Reasons Why Restaurant Worker’s Don’t Make Claims:

  1. I don’t want to lose my job: Under California law, your boss can’t fire you or cut your hours or do anything detrimental to you because you filed a WC claim. If this happens, them they may have to pay you back pay and damages and then pay the state a hefty fine.
  2. I can’t afford to miss work: California WC law gives you benefits that equals roughly two-thirds of your weekly pay (about the same as you were getting after taxes) for any temporary disability. This will go on as long as you are out of work (up to 2 years) if it takes that long.
  3. I might lose my position: WC law requires that you don’t lose your position to someone else because you filed a claim. Your employer has to accommodate you during your injury time and then allow you to come back when healed.
  4. The accident was my fault: California WC benefits are not fault-based, so how you got hurt at work is irrelevant so long as you were at work (or on duty) and doing things in the course and scope of the business. This is true even if you lifted more that you were told to do, were running when you slipped, were goofing around throwing things at a co-worker.
  5. My injury didn’t seem that significant at first: Many injured workers don’t file or give their boss notice of their injury because they thought it was no big deal. Later they change their mind and wonder if it’s too late. Yes there are deadlines for giving notice of a claim, but the law also gives several exceptions. Don’t let this stop you, talk to an attorney to find out your rights.

Food Worker Injuries Covered

There are many ways food workers get injured. Many times, workers will wonder if their injury is covered and whether it’s worth reporting. Here are some of the most common injuries in food service:

  • Strains/Sprains: Lifting, carrying, pulling, pushing and all sorts of physical activity leads to sprains and strains that may seem no big deal at first. Left untreated, they can become permanently disabling.
  • Lacerations/Cuts/Punctures: Sharp knives, slicers, ice picks and other tools and machinery can produce serious wounds and significant damage.
  • Burns: Burns are one of the most painful injuries a person can endure. Most of the time, they heal and everything is fine once the pain goes away. However, if the burn is severe enough, then the damage can be permanent and disabling.
  • Slip and Falls: Falls are all too common in restaurants. People are in a hurry and liquid of every kind is often on the floor. Falls can produce sprains, fractures and other injuries.
  • Overextension: These happen often when you slip but don’t fall and overextend an elbow or a knee. These can be debilitating and cause significant pain and lost time from work.
  • Repetitive Injuries: Injuries that happen over time are also compensable under California’s WC laws. This happens when a job requires the same motion such as carrying, lifting or some other repetitive motion, and the affected area gets chronically inflamed.

Sacramento Workers’ Comp Lawyer:

Talk to an attorney. Your employer doesn’t need to know that you contacted an attorney and the consultations are free. This way you can find out your rights and make an informed decision. Sometimes your boss might be aware of your injury and will even take you to the doctor. But this doesn’t mean that they are going to give you all the benefits you deserve.

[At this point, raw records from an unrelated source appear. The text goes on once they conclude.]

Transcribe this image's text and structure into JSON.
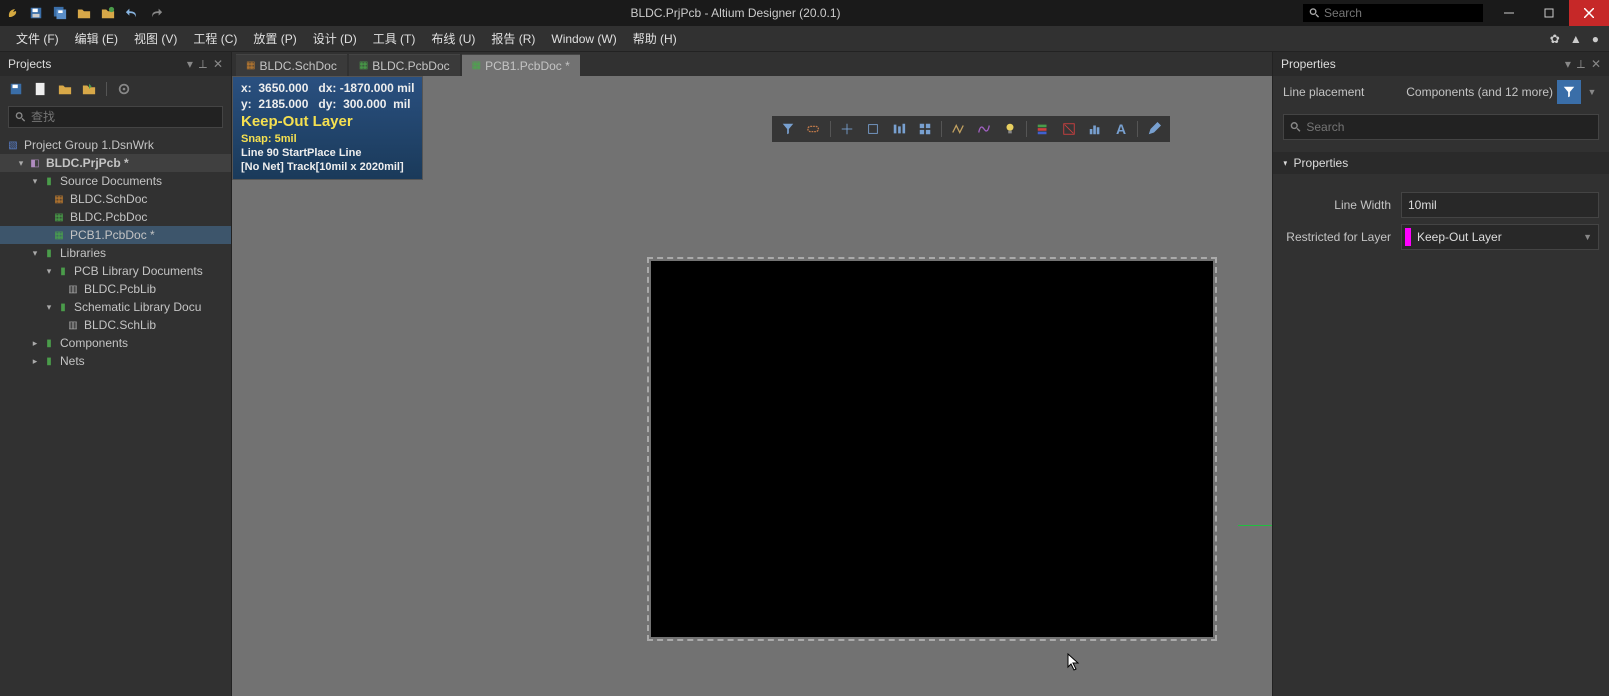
{
  "titlebar": {
    "title": "BLDC.PrjPcb - Altium Designer (20.0.1)",
    "search_placeholder": "Search"
  },
  "menu": [
    "文件 (F)",
    "编辑 (E)",
    "视图 (V)",
    "工程 (C)",
    "放置 (P)",
    "设计 (D)",
    "工具 (T)",
    "布线 (U)",
    "报告 (R)",
    "Window (W)",
    "帮助 (H)"
  ],
  "projects": {
    "title": "Projects",
    "search_placeholder": "查找",
    "workgroup": "Project Group 1.DsnWrk",
    "project": "BLDC.PrjPcb *",
    "source_docs_label": "Source Documents",
    "docs": [
      "BLDC.SchDoc",
      "BLDC.PcbDoc",
      "PCB1.PcbDoc *"
    ],
    "libraries_label": "Libraries",
    "pcb_lib_docs_label": "PCB Library Documents",
    "pcb_lib": "BLDC.PcbLib",
    "sch_lib_docs_label": "Schematic Library Docu",
    "sch_lib": "BLDC.SchLib",
    "components_label": "Components",
    "nets_label": "Nets"
  },
  "tabs": [
    {
      "label": "BLDC.SchDoc",
      "active": false,
      "icon": "sch"
    },
    {
      "label": "BLDC.PcbDoc",
      "active": false,
      "icon": "pcb"
    },
    {
      "label": "PCB1.PcbDoc *",
      "active": true,
      "icon": "pcb"
    }
  ],
  "hud": {
    "x": "3650.000",
    "dx": "-1870.000",
    "y": "2185.000",
    "dy": "300.000",
    "unit": "mil",
    "layer": "Keep-Out Layer",
    "snap": "Snap: 5mil",
    "line1": "Line 90 StartPlace Line",
    "line2": "[No Net] Track[10mil x 2020mil]"
  },
  "properties": {
    "title": "Properties",
    "mode": "Line placement",
    "filter": "Components (and 12 more)",
    "search_placeholder": "Search",
    "section": "Properties",
    "line_width_label": "Line Width",
    "line_width": "10mil",
    "restricted_label": "Restricted for Layer",
    "restricted_value": "Keep-Out Layer"
  }
}
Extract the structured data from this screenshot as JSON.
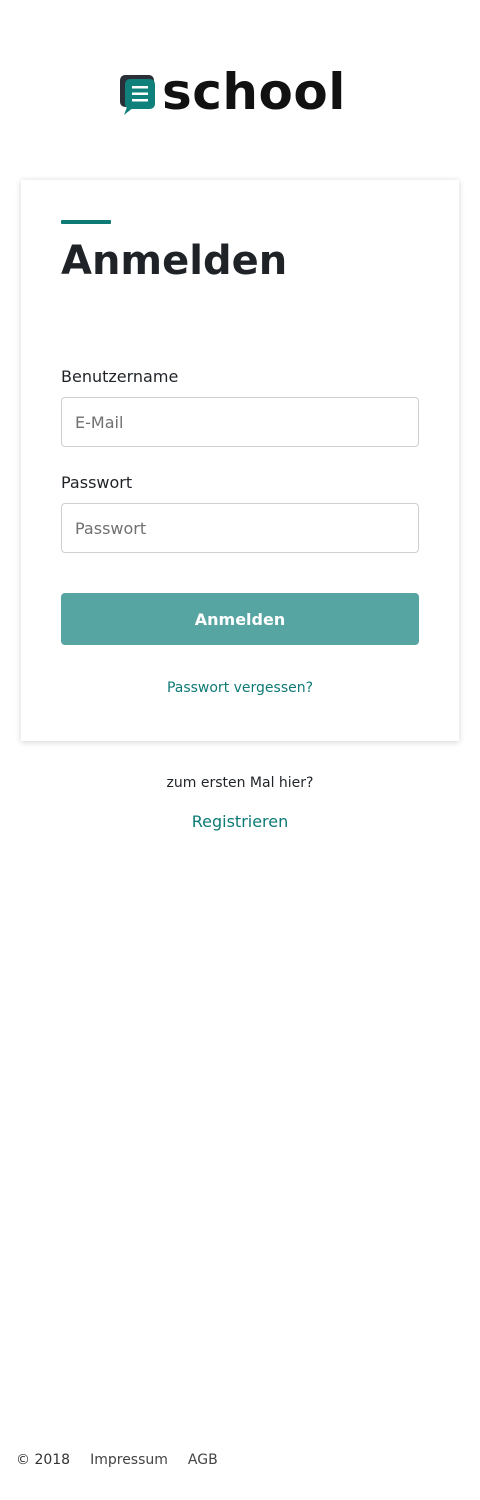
{
  "brand": {
    "name": "school",
    "icon": "chat-bubble-lines-icon",
    "color": "#0d7a76"
  },
  "login": {
    "title": "Anmelden",
    "username_label": "Benutzername",
    "username_placeholder": "E-Mail",
    "password_label": "Passwort",
    "password_placeholder": "Passwort",
    "submit_label": "Anmelden",
    "forgot_password": "Passwort vergessen?",
    "button_color": "#57a5a3"
  },
  "register": {
    "prompt": "zum ersten Mal hier?",
    "link": "Registrieren"
  },
  "footer": {
    "copyright": "© 2018",
    "links": [
      "Impressum",
      "AGB"
    ]
  }
}
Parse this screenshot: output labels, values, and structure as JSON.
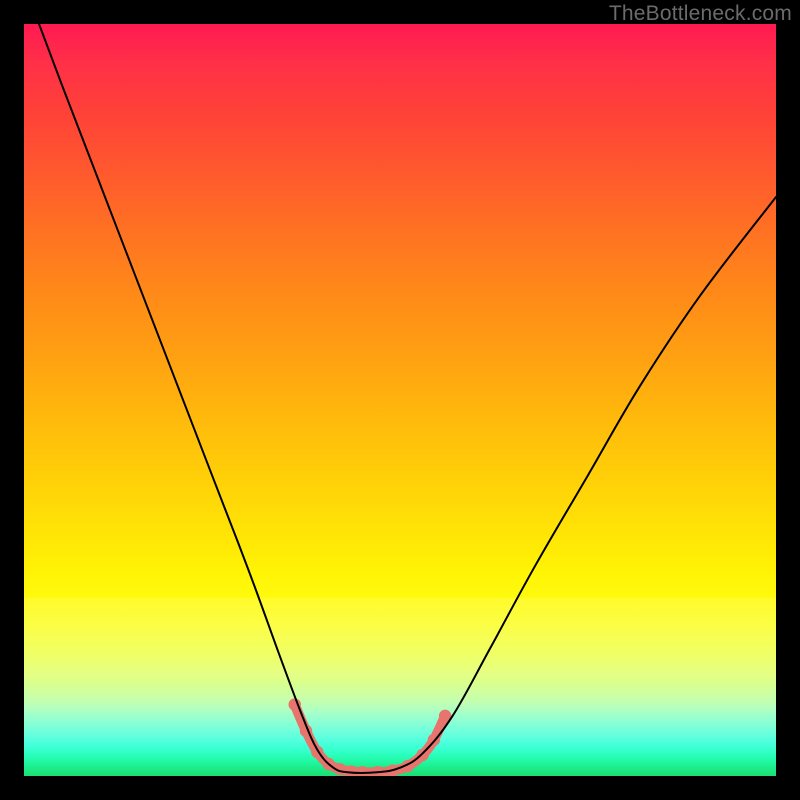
{
  "watermark": "TheBottleneck.com",
  "chart_data": {
    "type": "line",
    "title": "",
    "xlabel": "",
    "ylabel": "",
    "xlim": [
      0,
      100
    ],
    "ylim": [
      0,
      100
    ],
    "grid": false,
    "legend": false,
    "annotations": [],
    "background_gradient": {
      "orientation": "vertical",
      "stops": [
        {
          "pos": 0.0,
          "color": "#ff1a52"
        },
        {
          "pos": 0.25,
          "color": "#ff6a25"
        },
        {
          "pos": 0.5,
          "color": "#ffb80c"
        },
        {
          "pos": 0.75,
          "color": "#fff916"
        },
        {
          "pos": 0.87,
          "color": "#d2ff9b"
        },
        {
          "pos": 0.95,
          "color": "#5affde"
        },
        {
          "pos": 1.0,
          "color": "#1adf75"
        }
      ]
    },
    "series": [
      {
        "name": "main-curve",
        "color": "#000000",
        "stroke_width": 2,
        "x": [
          2,
          5,
          10,
          15,
          20,
          25,
          30,
          34,
          37,
          39,
          41,
          43,
          47,
          50,
          53,
          57,
          62,
          68,
          75,
          82,
          90,
          100
        ],
        "y": [
          100,
          92,
          79,
          66,
          53,
          40,
          27,
          16,
          8,
          3.5,
          1.2,
          0.5,
          0.5,
          1.1,
          3.0,
          8,
          17,
          28,
          40,
          52,
          64,
          77
        ]
      },
      {
        "name": "valley-highlight",
        "color": "#e8746e",
        "stroke_width": 10,
        "x": [
          36,
          37.5,
          39,
          40.5,
          42,
          43.5,
          45,
          47,
          49,
          51,
          53,
          54.5,
          56
        ],
        "y": [
          9.5,
          6.0,
          3.2,
          1.6,
          0.9,
          0.6,
          0.5,
          0.5,
          0.7,
          1.3,
          2.8,
          4.8,
          8.0
        ]
      }
    ]
  }
}
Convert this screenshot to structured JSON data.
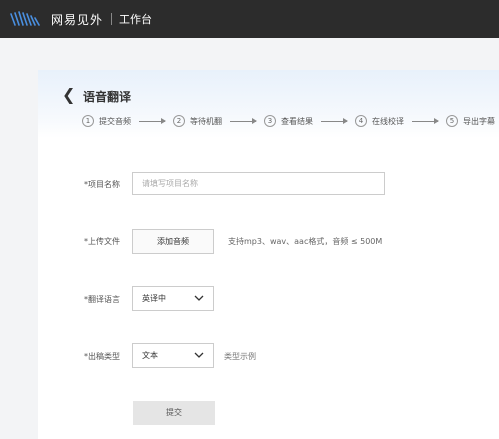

Talk to an attorney today who understands food service workers and what they are going through. Alice A. Strömbom is an experienced California Worker’s Compensation who can help you through your decision-making process, and then help you get the benefits that you have coming due to your injury. Call the Law Office of Alice A. Strömbom today to get started on your financial recovery.